Dick Trickle, the legendary NASCAR driver who gained fame and a significant cult-like following even though he never won a Winston Cup Series race, passed away on Thursday due to an apparent self-inflicted bullet wound.
The Lincoln County Sheriff’s Office in North Carolina told USA TODAY that law enforcement officials received a call earlier that said “there would be a dead body and it would be his.” His body was found near the cemetery where his granddaughter is buried. Trickle’s granddaughter died in a car accident in 2001, and he has reportedly never gotten over her death and has not been the same since.
Trickle was a legendary short track driver before remarkably becoming NASCAR’s rookie of the year at the age of 48 when he joined the Winston Cup Series for fulltime in 1989. He was NASCAR’s oldest rookie of the year.

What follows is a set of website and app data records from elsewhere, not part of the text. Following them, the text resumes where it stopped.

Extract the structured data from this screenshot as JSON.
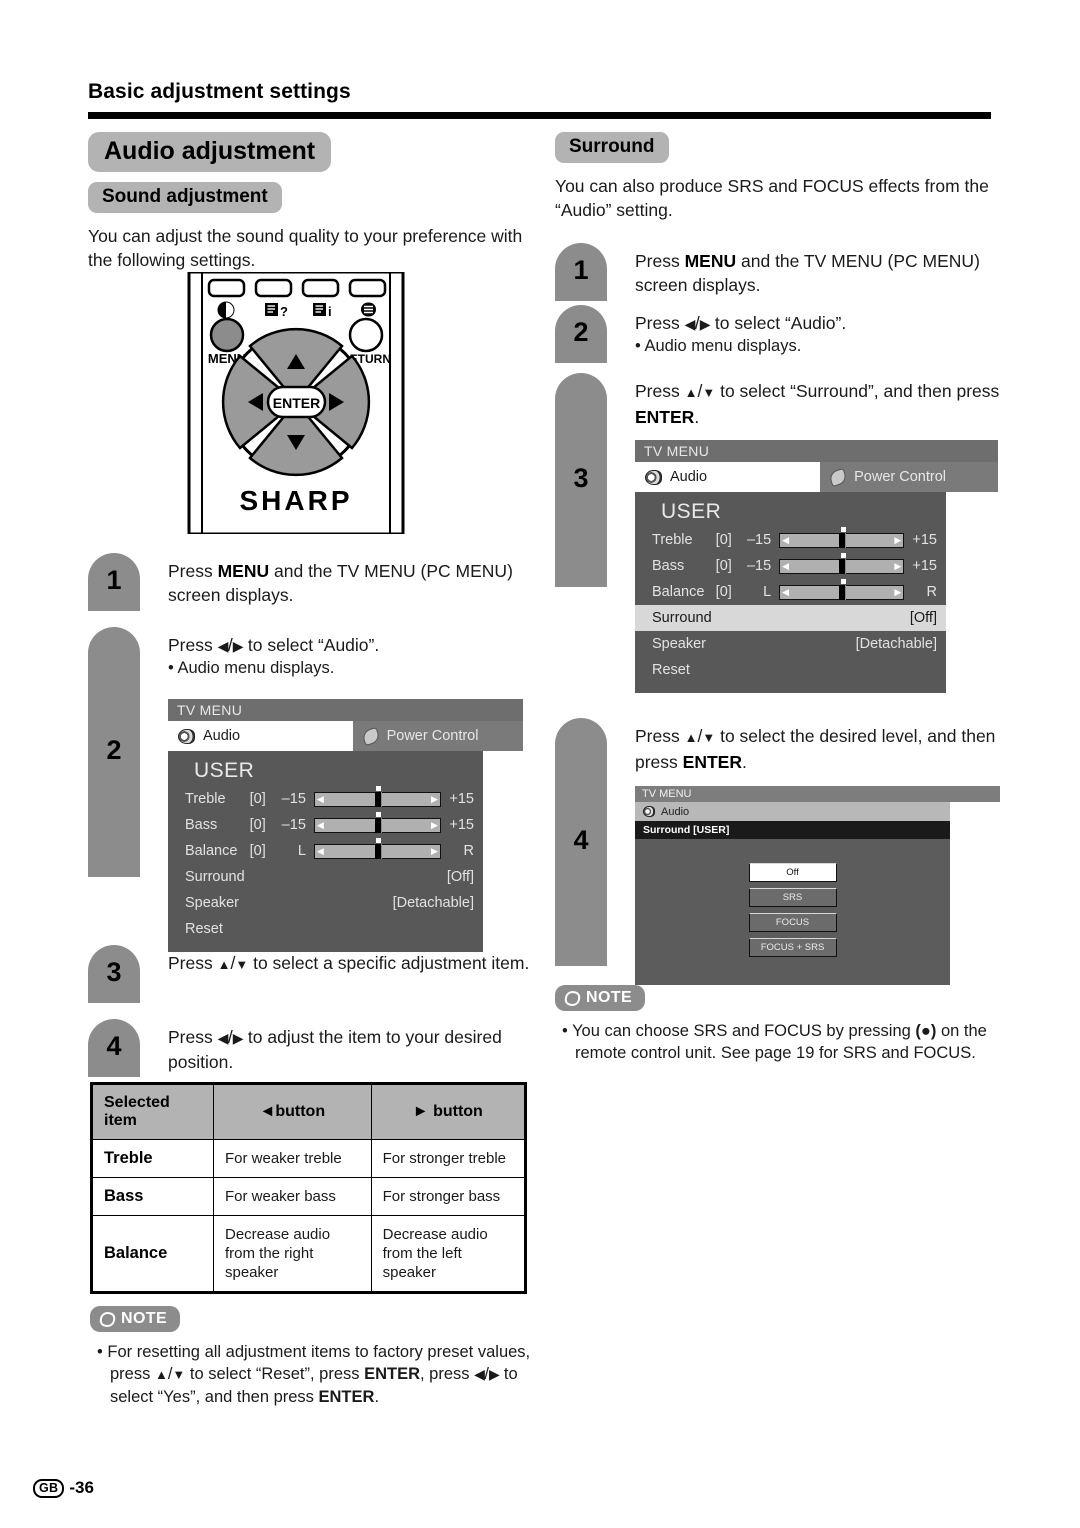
{
  "header": {
    "title": "Basic adjustment settings"
  },
  "left": {
    "h1": "Audio adjustment",
    "h2": "Sound adjustment",
    "intro": "You can adjust the sound quality to your preference with the following settings.",
    "remote": {
      "menu_label": "MENU",
      "return_label": "RETURN",
      "enter_label": "ENTER",
      "brand": "SHARP"
    },
    "steps": [
      {
        "n": "1",
        "text": "Press MENU and the TV MENU (PC MENU) screen displays.",
        "bold": "MENU"
      },
      {
        "n": "2",
        "text": "Press ◄/► to select “Audio”.",
        "bullet": "• Audio menu displays."
      },
      {
        "n": "3",
        "text": "Press ▲/▼ to select a specific adjustment item."
      },
      {
        "n": "4",
        "text": "Press ◄/► to adjust the item to your desired position."
      }
    ],
    "table": {
      "headers": [
        "Selected item",
        "◄button",
        "► button"
      ],
      "rows": [
        {
          "item": "Treble",
          "left": "For weaker treble",
          "right": "For stronger treble"
        },
        {
          "item": "Bass",
          "left": "For weaker bass",
          "right": "For stronger bass"
        },
        {
          "item": "Balance",
          "left": "Decrease audio from the right speaker",
          "right": "Decrease audio from the left speaker"
        }
      ]
    },
    "note": {
      "label": "NOTE",
      "text": "• For resetting all adjustment items to factory preset values, press ▲/▼ to select “Reset”, press ENTER, press ◄/► to select “Yes”, and then press ENTER."
    }
  },
  "right": {
    "h2": "Surround",
    "intro": "You can also produce SRS and FOCUS effects from the “Audio” setting.",
    "steps": [
      {
        "n": "1",
        "text": "Press MENU and the TV MENU (PC MENU) screen displays."
      },
      {
        "n": "2",
        "text": "Press ◄/► to select “Audio”.",
        "bullet": "• Audio menu displays."
      },
      {
        "n": "3",
        "text": "Press ▲/▼ to select “Surround”, and then press ENTER."
      },
      {
        "n": "4",
        "text": "Press ▲/▼ to select the desired level, and then press ENTER."
      }
    ],
    "note": {
      "label": "NOTE",
      "text": "• You can choose SRS and FOCUS by pressing (●) on the remote control unit. See page 19 for SRS and FOCUS."
    }
  },
  "osd": {
    "title": "TV MENU",
    "tab_audio": "Audio",
    "tab_power": "Power Control",
    "user": "USER",
    "rows": [
      {
        "label": "Treble",
        "value": "[0]",
        "min": "–15",
        "max": "+15"
      },
      {
        "label": "Bass",
        "value": "[0]",
        "min": "–15",
        "max": "+15"
      },
      {
        "label": "Balance",
        "value": "[0]",
        "min": "L",
        "max": "R"
      }
    ],
    "surround_label": "Surround",
    "surround_value": "[Off]",
    "speaker_label": "Speaker",
    "speaker_value": "[Detachable]",
    "reset_label": "Reset"
  },
  "osd_surround": {
    "title": "TV MENU",
    "tab_audio": "Audio",
    "subtitle": "Surround [USER]",
    "options": [
      "Off",
      "SRS",
      "FOCUS",
      "FOCUS + SRS"
    ]
  },
  "footer": {
    "region": "GB",
    "page": "-36"
  },
  "colors": {
    "chip": "#b3b3b3",
    "badge": "#8c8c8c",
    "osd_body": "#585858",
    "rule": "#000000"
  }
}
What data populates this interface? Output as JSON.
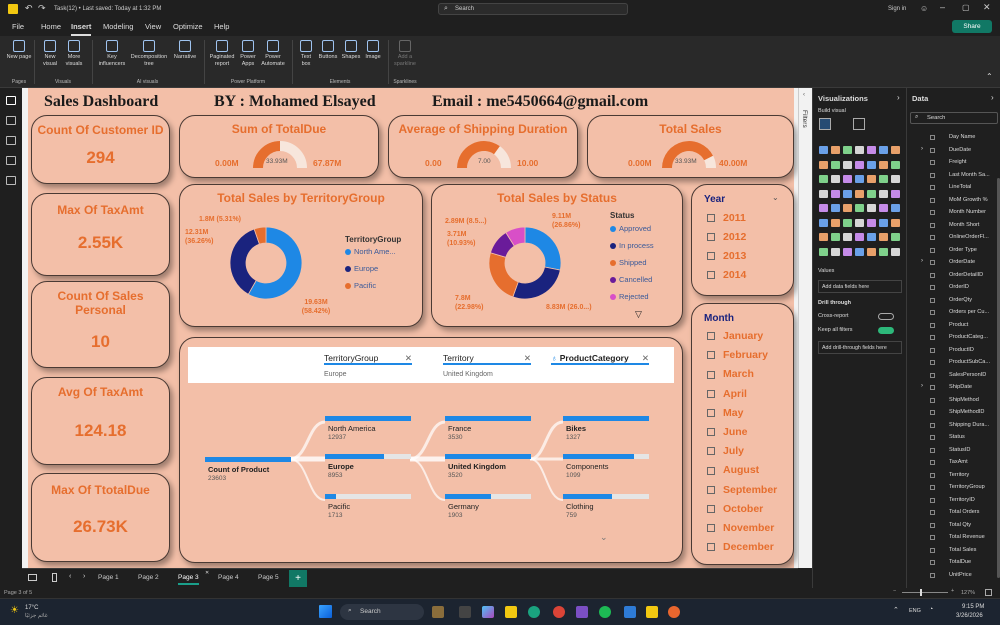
{
  "window": {
    "title": "Task(12) • Last saved: Today at 1:32 PM",
    "search": "Search",
    "signin": "Sign in",
    "share": "Share"
  },
  "menu": [
    "File",
    "Home",
    "Insert",
    "Modeling",
    "View",
    "Optimize",
    "Help"
  ],
  "ribbon": {
    "buttons": [
      "New page",
      "New visual",
      "More visuals",
      "Key influencers",
      "Decomposition tree",
      "Narrative",
      "Paginated report",
      "Power Apps",
      "Power Automate",
      "Text box",
      "Buttons",
      "Shapes",
      "Image",
      "Add a sparkline"
    ],
    "groups": [
      "Pages",
      "Visuals",
      "AI visuals",
      "Power Platform",
      "Elements",
      "Sparklines"
    ]
  },
  "header": {
    "title": "Sales Dashboard",
    "by": "BY : Mohamed Elsayed",
    "email": "Email : me5450664@gmail.com"
  },
  "kpis": [
    {
      "title": "Count Of Customer ID",
      "value": "294"
    },
    {
      "title": "Max Of TaxAmt",
      "value": "2.55K"
    },
    {
      "title": "Count Of Sales Personal",
      "value": "10"
    },
    {
      "title": "Avg Of TaxAmt",
      "value": "124.18"
    },
    {
      "title": "Max Of TtotalDue",
      "value": "26.73K"
    }
  ],
  "gauges": [
    {
      "title": "Sum of TotalDue",
      "min": "0.00M",
      "max": "67.87M",
      "value": "33.93M",
      "fraction": 0.5
    },
    {
      "title": "Average of Shipping Duration",
      "min": "0.00",
      "max": "10.00",
      "value": "7.00",
      "fraction": 0.7
    },
    {
      "title": "Total Sales",
      "min": "0.00M",
      "max": "40.00M",
      "value": "33.93M",
      "fraction": 0.85
    }
  ],
  "chart_data": [
    {
      "type": "pie",
      "title": "Total Sales by TerritoryGroup",
      "legend_title": "TerritoryGroup",
      "categories": [
        "North Ame...",
        "Europe",
        "Pacific"
      ],
      "values": [
        19.63,
        12.31,
        1.8
      ],
      "labels": [
        "19.63M (58.42%)",
        "12.31M (36.26%)",
        "1.8M (5.31%)"
      ],
      "colors": [
        "#1e88e5",
        "#1a237e",
        "#e66e2e"
      ]
    },
    {
      "type": "pie",
      "title": "Total Sales by Status",
      "legend_title": "Status",
      "categories": [
        "Approved",
        "In process",
        "Shipped",
        "Cancelled",
        "Rejected"
      ],
      "values": [
        9.11,
        8.83,
        7.8,
        3.71,
        2.89
      ],
      "labels": [
        "9.11M (26.86%)",
        "8.83M (26.0...)",
        "7.8M (22.98%)",
        "3.71M (10.93%)",
        "2.89M (8.5...)"
      ],
      "colors": [
        "#1e88e5",
        "#1a237e",
        "#e66e2e",
        "#6a1b9a",
        "#d84fc7"
      ]
    }
  ],
  "slicers": {
    "year": {
      "title": "Year",
      "items": [
        "2011",
        "2012",
        "2013",
        "2014"
      ]
    },
    "month": {
      "title": "Month",
      "items": [
        "January",
        "February",
        "March",
        "April",
        "May",
        "June",
        "July",
        "August",
        "September",
        "October",
        "November",
        "December"
      ]
    }
  },
  "decomp": {
    "headers": [
      {
        "label": "TerritoryGroup",
        "value": "Europe"
      },
      {
        "label": "Territory",
        "value": "United Kingdom"
      },
      {
        "label": "ProductCategory",
        "value": ""
      }
    ],
    "root": {
      "label": "Count of Product",
      "value": "23603"
    },
    "level1": [
      {
        "label": "North America",
        "value": "12937",
        "fill": 1.0
      },
      {
        "label": "Europe",
        "value": "8953",
        "fill": 0.69,
        "selected": true
      },
      {
        "label": "Pacific",
        "value": "1713",
        "fill": 0.13
      }
    ],
    "level2": [
      {
        "label": "France",
        "value": "3530",
        "fill": 1.0
      },
      {
        "label": "United Kingdom",
        "value": "3520",
        "fill": 1.0,
        "selected": true
      },
      {
        "label": "Germany",
        "value": "1903",
        "fill": 0.54
      }
    ],
    "level3": [
      {
        "label": "Bikes",
        "value": "1327",
        "fill": 1.0,
        "selected": true
      },
      {
        "label": "Components",
        "value": "1099",
        "fill": 0.83
      },
      {
        "label": "Clothing",
        "value": "759",
        "fill": 0.57
      }
    ]
  },
  "filters_label": "Filters",
  "viz": {
    "title": "Visualizations",
    "build": "Build visual",
    "values": "Values",
    "add_fields": "Add data fields here",
    "drill": "Drill through",
    "cross": "Cross-report",
    "keep": "Keep all filters",
    "add_drill": "Add drill-through fields here"
  },
  "data": {
    "title": "Data",
    "search": "Search",
    "fields": [
      "Day Name",
      "DueDate",
      "Freight",
      "Last Month Sa...",
      "LineTotal",
      "MoM Growth %",
      "Month Number",
      "Month Short",
      "OnlineOrderFl...",
      "Order Type",
      "OrderDate",
      "OrderDetailID",
      "OrderID",
      "OrderQty",
      "Orders per Cu...",
      "Product",
      "ProductCateg...",
      "ProductID",
      "ProductSubCa...",
      "SalesPersonID",
      "ShipDate",
      "ShipMethod",
      "ShipMethodID",
      "Shipping Dura...",
      "Status",
      "StatusID",
      "TaxAmt",
      "Territory",
      "TerritoryGroup",
      "TerritoryID",
      "Total Orders",
      "Total Qty",
      "Total Revenue",
      "Total Sales",
      "TotalDue",
      "UnitPrice"
    ]
  },
  "pages": [
    "Page 1",
    "Page 2",
    "Page 3",
    "Page 4",
    "Page 5"
  ],
  "status": {
    "page": "Page 3 of 5",
    "zoom": "127%"
  },
  "taskbar": {
    "temp": "17°C",
    "weather": "غائم جزئيًا",
    "search": "Search",
    "lang": "ENG",
    "time": "9:15 PM",
    "date": "3/26/2026"
  }
}
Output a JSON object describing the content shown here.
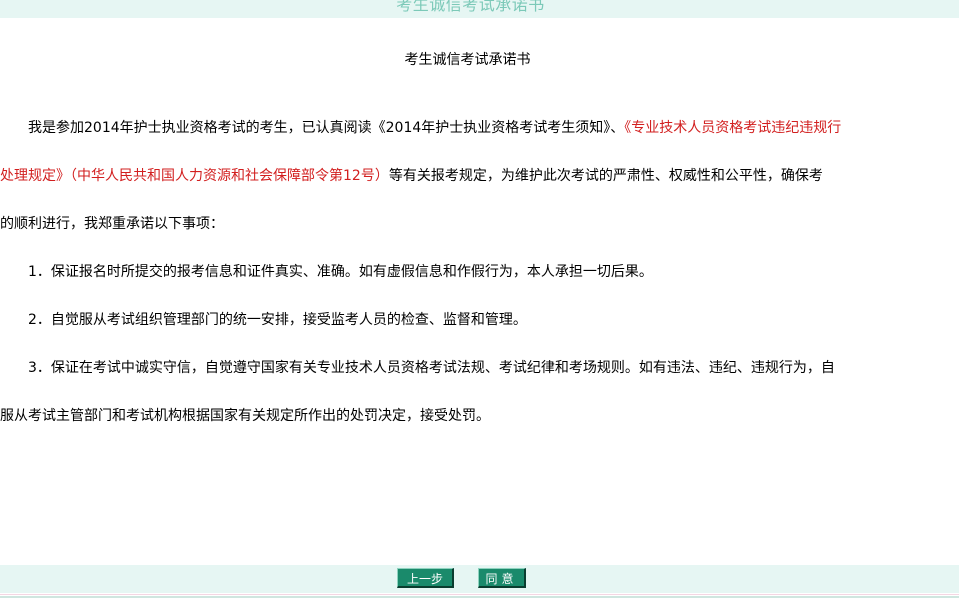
{
  "header": {
    "title": "考生诚信考试承诺书"
  },
  "document": {
    "title": "考生诚信考试承诺书",
    "intro": {
      "line1_a": "　　我是参加2014年护士执业资格考试的考生，已认真阅读《2014年护士执业资格考试考生须知》、",
      "line1_b": "《专业技术人员资格考试违纪违规行",
      "line2_a": "处理规定》（中华人民共和国人力资源和社会保障部令第12号）",
      "line2_b": "等有关报考规定，为维护此次考试的严肃性、权威性和公平性，确保考",
      "line3": "的顺利进行，我郑重承诺以下事项："
    },
    "items": [
      "　　1．保证报名时所提交的报考信息和证件真实、准确。如有虚假信息和作假行为，本人承担一切后果。",
      "　　2．自觉服从考试组织管理部门的统一安排，接受监考人员的检查、监督和管理。",
      "　　3．保证在考试中诚实守信，自觉遵守国家有关专业技术人员资格考试法规、考试纪律和考场规则。如有违法、违纪、违规行为，自",
      "服从考试主管部门和考试机构根据国家有关规定所作出的处罚决定，接受处罚。"
    ]
  },
  "buttons": {
    "prev_label": "上一步",
    "agree_label": "同意"
  },
  "colors": {
    "accent": "#1a8a6b",
    "header_text": "#7cc9b8",
    "header_bg": "#e6f6f3",
    "highlight": "#d21f1f"
  }
}
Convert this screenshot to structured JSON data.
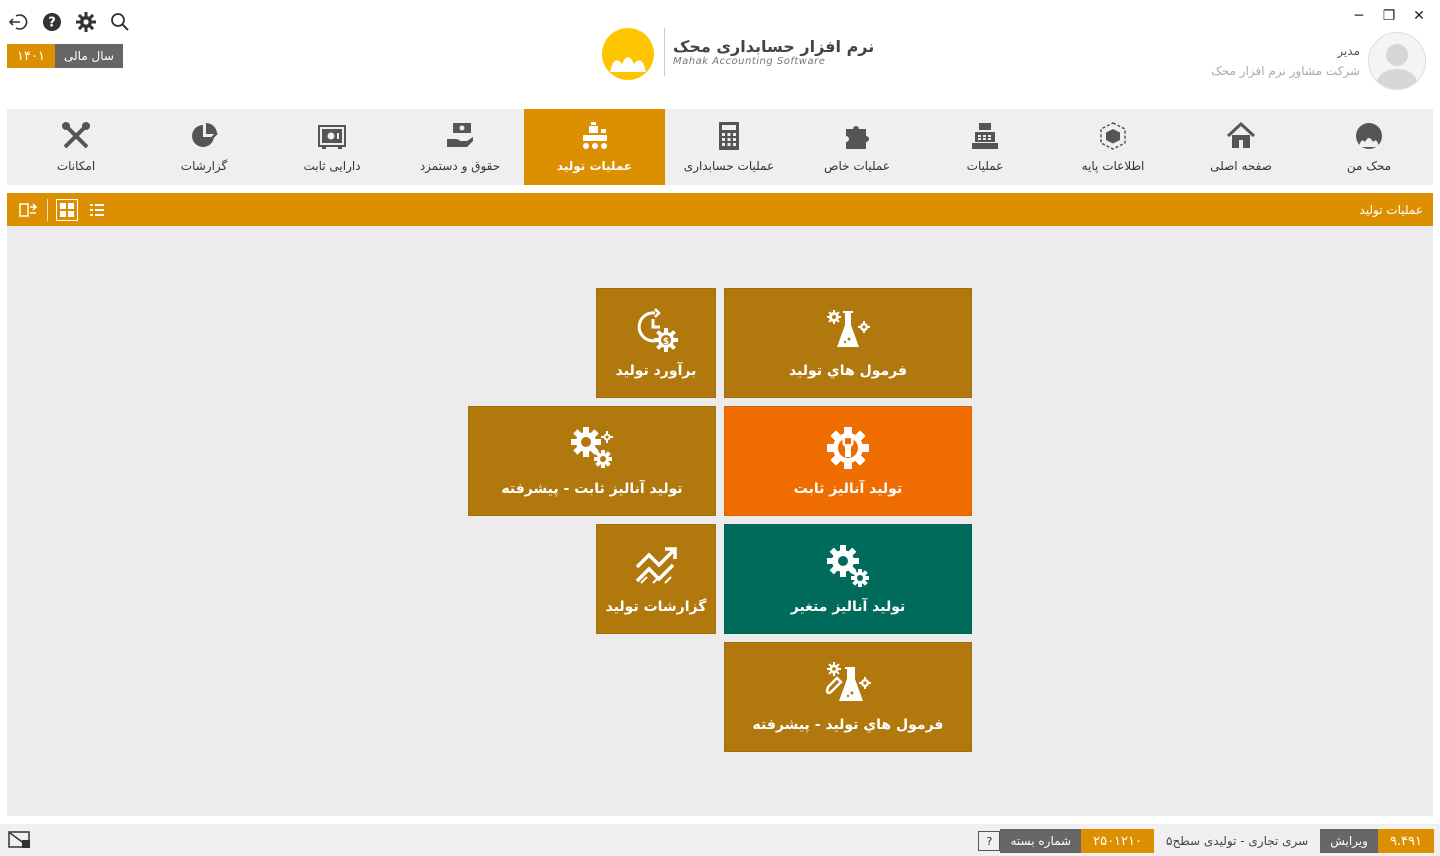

Regular ESPN viewers in the 1990s knew of Dick Trickle, whose personality was as outlandish and memorable as his name, because “SportsCenter” anchors, particularly “The Big Show” anchors Dan Patrick and Keith Olbermann, mentioned how where Trickle finished in each race just so they could say his name on the air.
What made Trickle such a draw, though, was his eccentric, iconoclastic style that made him a perfect personality for a sport that has been associated with America’s renegades. He was never afraid to show his humanity–and that endeared him to racing and non-racing fans alike.
Daring, bold, and never boring, Trickle also used to drill a hole in his racing helmet so he could smoke cigarettes during races and regularly had lighters in his car, as can be seen below.
Dick Trickle, an American original in every way.